Autonomy and Informed Decisions
Persons with disabilities have the same rights as everyone to:
- Access and receive affordable, quality healthcare services without discrimination, including screening and diagnosis, rehabilitation and therapy services, treatment and medication.
- Make informed decisions that affect their health, mind and body, including medical treatment, therapy and clinical experiments, independently or with supported decision-making.
- Receive only healthcare services that they consent to.
- Access healthcare services within their own communities, including rural areas.
- Understand healthcare information that promote quality of life, prevent illness, help decision-making about treatment and ensure public health.
- Ethical healthcare services and clinical experiments, especially for children with disabilities.
Persons with disabilities can make decisions regarding their physical and mental health when they are adequately supported to do so. However, persons with disabilities are often excluded from accessible health information, not just in the dissemination of public health information but also how information is communicated to persons with disabilities by healthcare professionals during personal consultations.
The right to make informed decisions regarding their health and body are often taken away from persons with disabilities. Many healthcare professionals side-line patients with disabilities and communicate with the accompanying person instead. From history-taking, patient interview, discussion about medical/therapy procedures and treatment, obtaining consent for treatment or therapy, to explaining about medication.
Such practice is especially widespread for persons with limited or no spoken communication, persons who require more time to respond, and persons with perceived limited understanding. This is disrespectful to the patient with disability and undermines the capability of the individual to understand and communicate their own body’s condition and make health decisions. It also reflects underlying ableist perspectives towards people with disabilities.
Upholding Autonomy of Persons with Disabilities in Health
Persons with disabilities have the right and can make decisions regarding their health. Collective effort from everyone is needed to uphold the autonomy of persons with disabilities regarding their physical and mental health. Everyone, especially healthcare service providers and caregivers, has a role to play, such as:
- Promoting awareness of the rights of persons with disabilities to physical and mental health.
- Communicating health information in a language and modality that the person with disabilities understands or prefers. Alternative communication methods include: in writing, pictures and graphics, Braille, sign language (Bahasa Isyarat Malaysia), easy read format, accurately captioned videos, etc.

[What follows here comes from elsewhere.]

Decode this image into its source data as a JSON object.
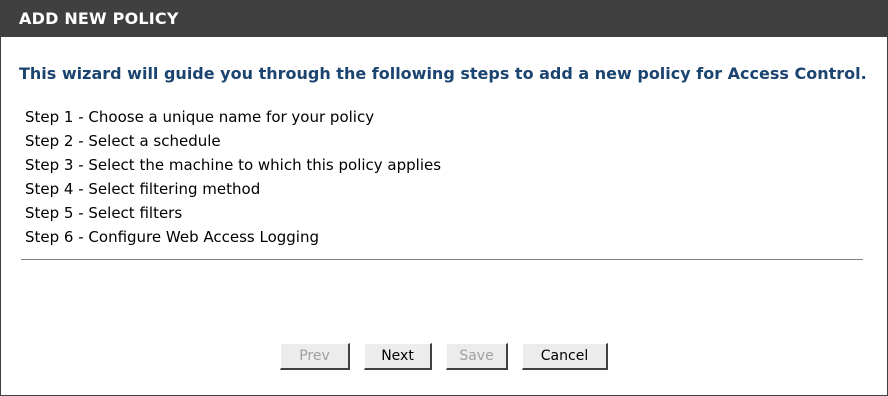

- Listening to health concerns of persons with disabilities and taking them seriously.
- Letting persons with disabilities make health decisions, independently or with supported decision-making.
- Respecting the health decisions made by persons with disabilities.
At the same time, all the above measures need to be supported with policies and action plans that support autonomy of persons with disabilities, enhance education and employment, eliminate poverty and discrimination of persons with disabilities. Unlearning ableist perspectives and practices in healthcare service provision is crucial to supporting persons with disabilities in making health decisions.
*Note: Resources linked are in English and pdf or webpage format, unless stated otherwise.
Research Papers and Reports
Report on the rights of persons with disabilities to the highest attainable standard of physical and mental health (easy-to-read version available) by UN Special Rapporteur on the rights of persons with disabilities
Bodily autonomy: Busting 7 myths that undermine individual rights and freedoms by United Nations Population Fund (UNFPA)
Why we need to stop dismissing bodily autonomy for children with disabilities by Lola Phoenix in Everyday Feminism
Making Healthcare Choices: Perspectives of People with Disabilities (video in English with captions) by American Civil Liberties Union
About Supported Decision-Making by Center for Public Representation (United States)
Assisted Decision-making Act in Ireland by Inclusion Ireland
Capacity toolkit by New South Wales (Australia) Department of Communities and Justice
Legislation – Malaysia
Mental Health Act 2001 (Act 615) (English)
Akta Kesihatan Mental 2001 (Bahasa Malaysia)